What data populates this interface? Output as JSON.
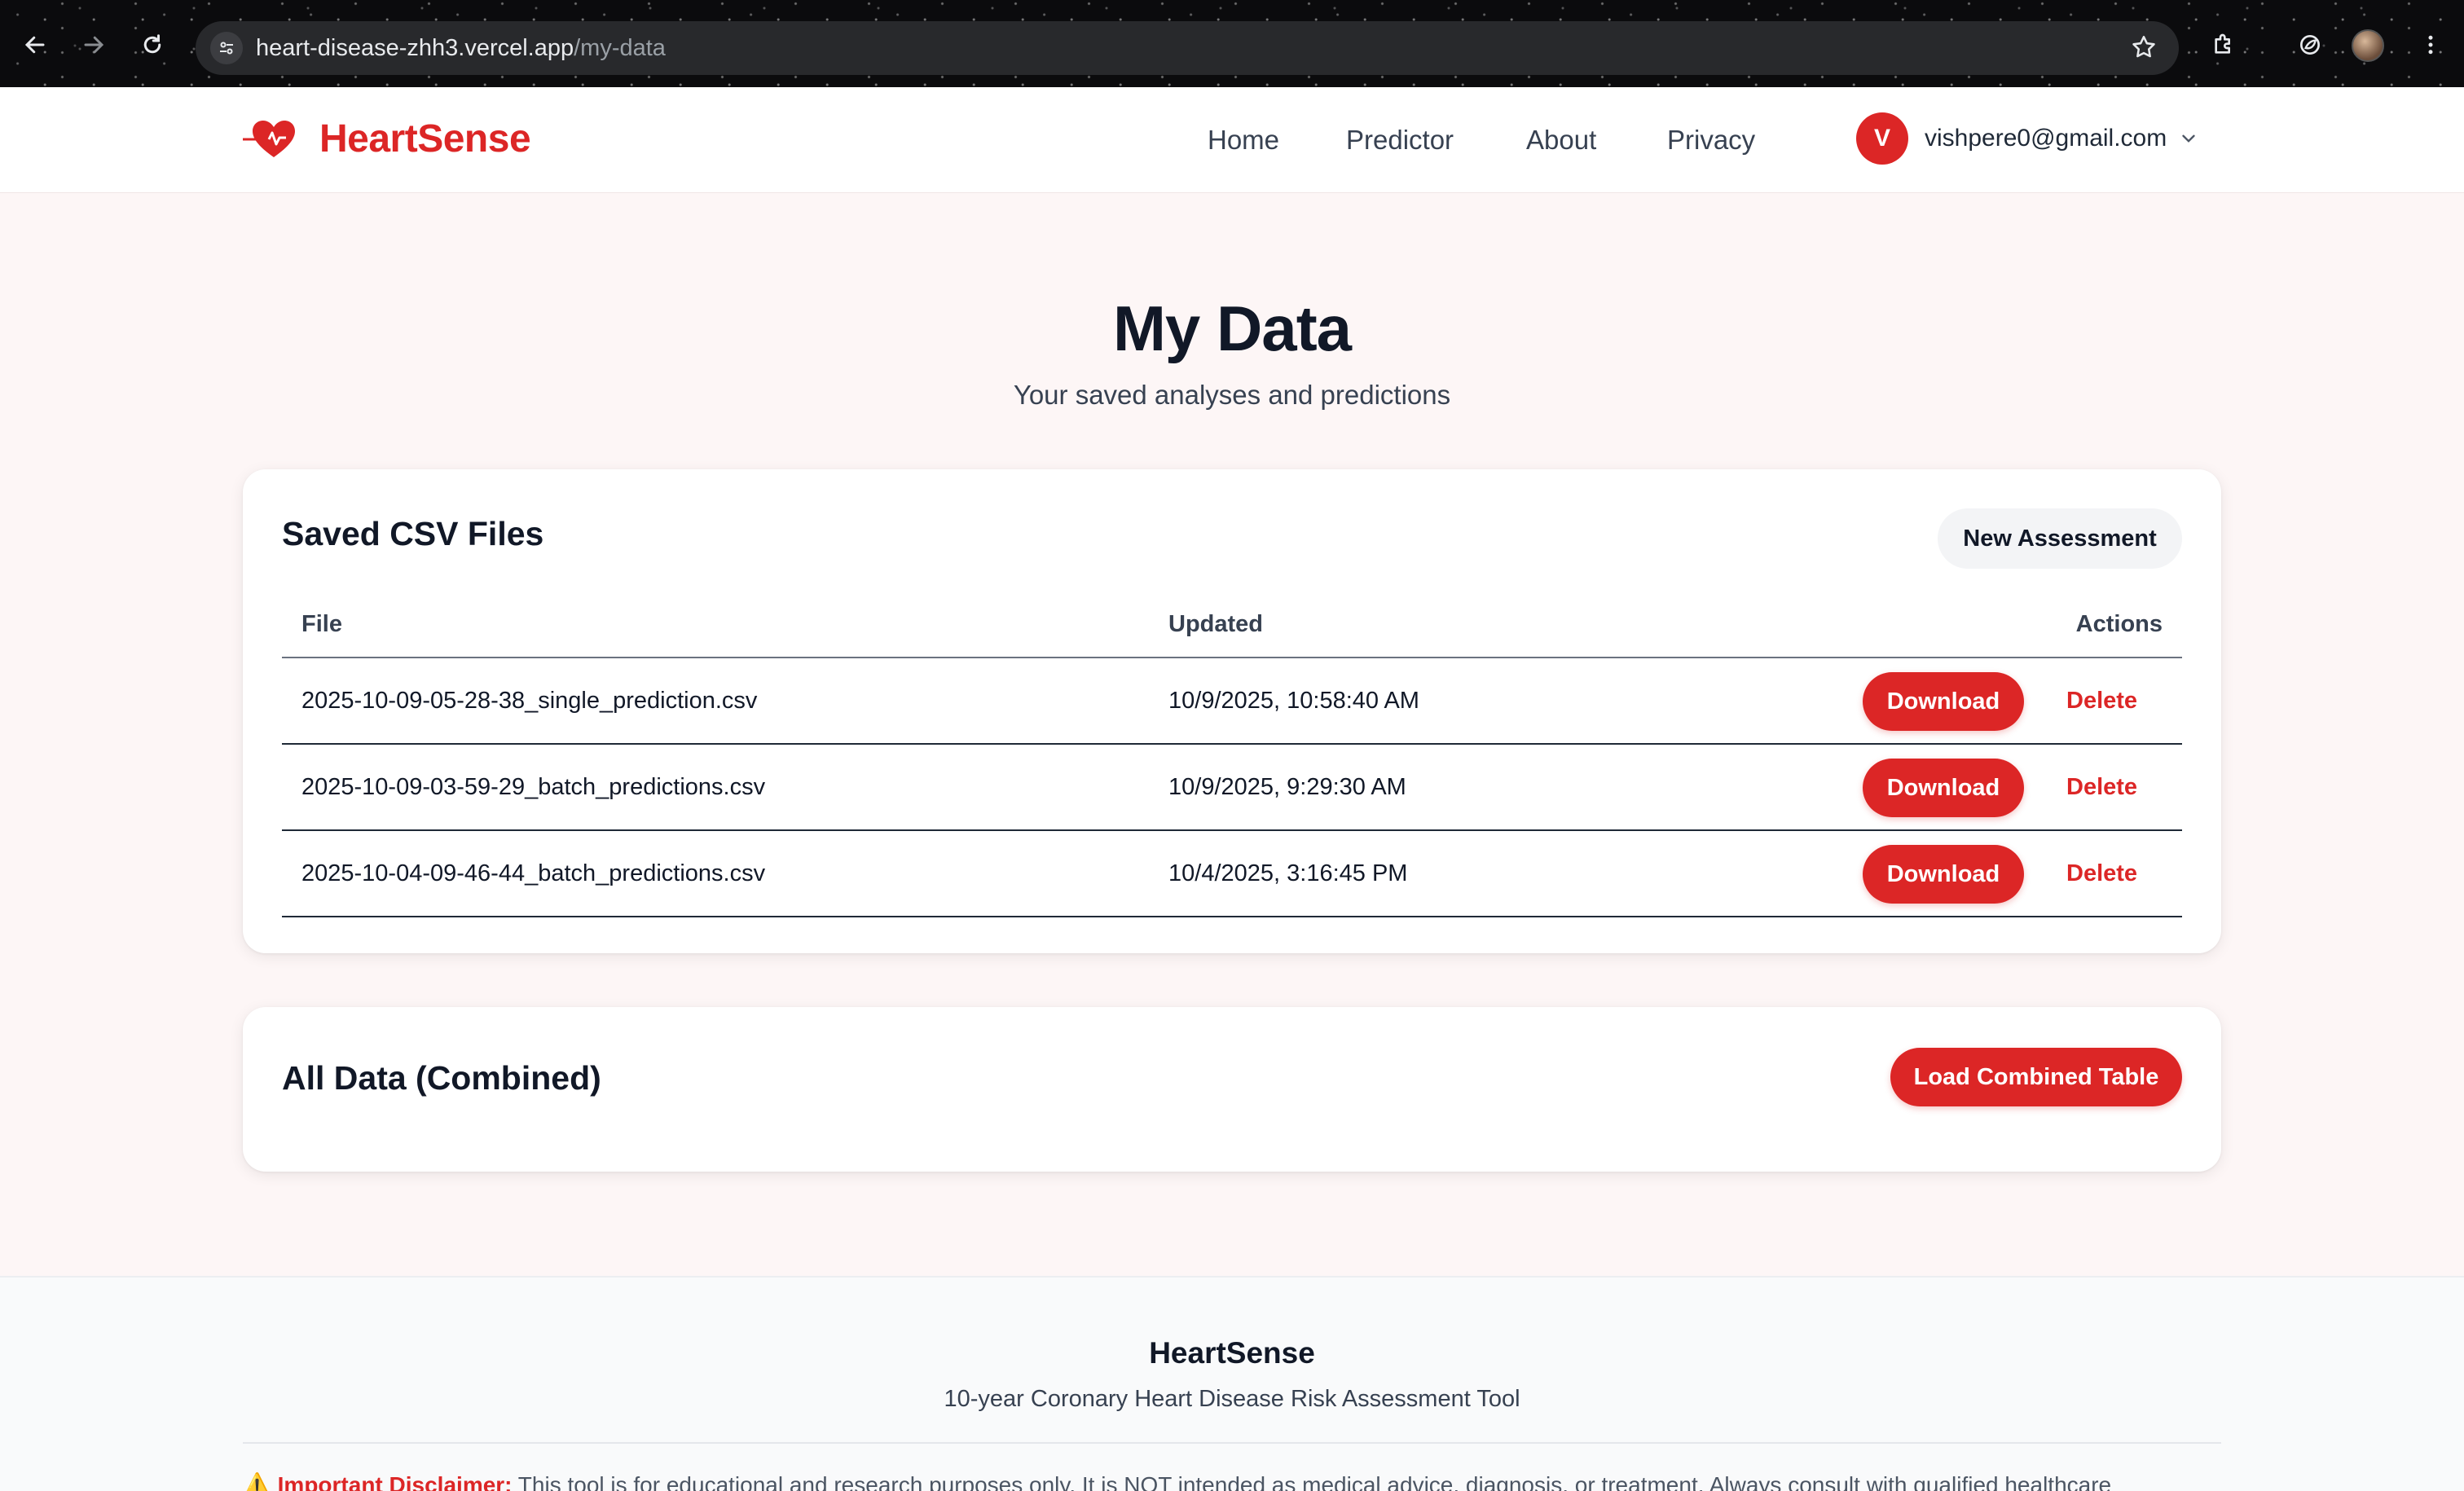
{
  "browser": {
    "url_host": "heart-disease-zhh3.vercel.app",
    "url_path": "/my-data"
  },
  "header": {
    "brand": "HeartSense",
    "nav": [
      "Home",
      "Predictor",
      "About",
      "Privacy"
    ],
    "user_initial": "V",
    "user_email": "vishpere0@gmail.com"
  },
  "main": {
    "title": "My Data",
    "subtitle": "Your saved analyses and predictions"
  },
  "saved_files": {
    "title": "Saved CSV Files",
    "new_button": "New Assessment",
    "columns": [
      "File",
      "Updated",
      "Actions"
    ],
    "download_label": "Download",
    "delete_label": "Delete",
    "rows": [
      {
        "file": "2025-10-09-05-28-38_single_prediction.csv",
        "updated": "10/9/2025, 10:58:40 AM"
      },
      {
        "file": "2025-10-09-03-59-29_batch_predictions.csv",
        "updated": "10/9/2025, 9:29:30 AM"
      },
      {
        "file": "2025-10-04-09-46-44_batch_predictions.csv",
        "updated": "10/4/2025, 3:16:45 PM"
      }
    ]
  },
  "combined": {
    "title": "All Data (Combined)",
    "load_button": "Load Combined Table"
  },
  "footer": {
    "title": "HeartSense",
    "subtitle": "10-year Coronary Heart Disease Risk Assessment Tool",
    "disclaimer_label": "Important Disclaimer:",
    "disclaimer_text": "This tool is for educational and research purposes only. It is NOT intended as medical advice, diagnosis, or treatment. Always consult with qualified healthcare"
  },
  "colors": {
    "brand_red": "#dc2626",
    "page_bg": "#fdf6f6"
  }
}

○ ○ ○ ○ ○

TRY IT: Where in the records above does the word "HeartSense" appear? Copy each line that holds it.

ANSWER:
    "brand": "HeartSense",
    "title": "HeartSense",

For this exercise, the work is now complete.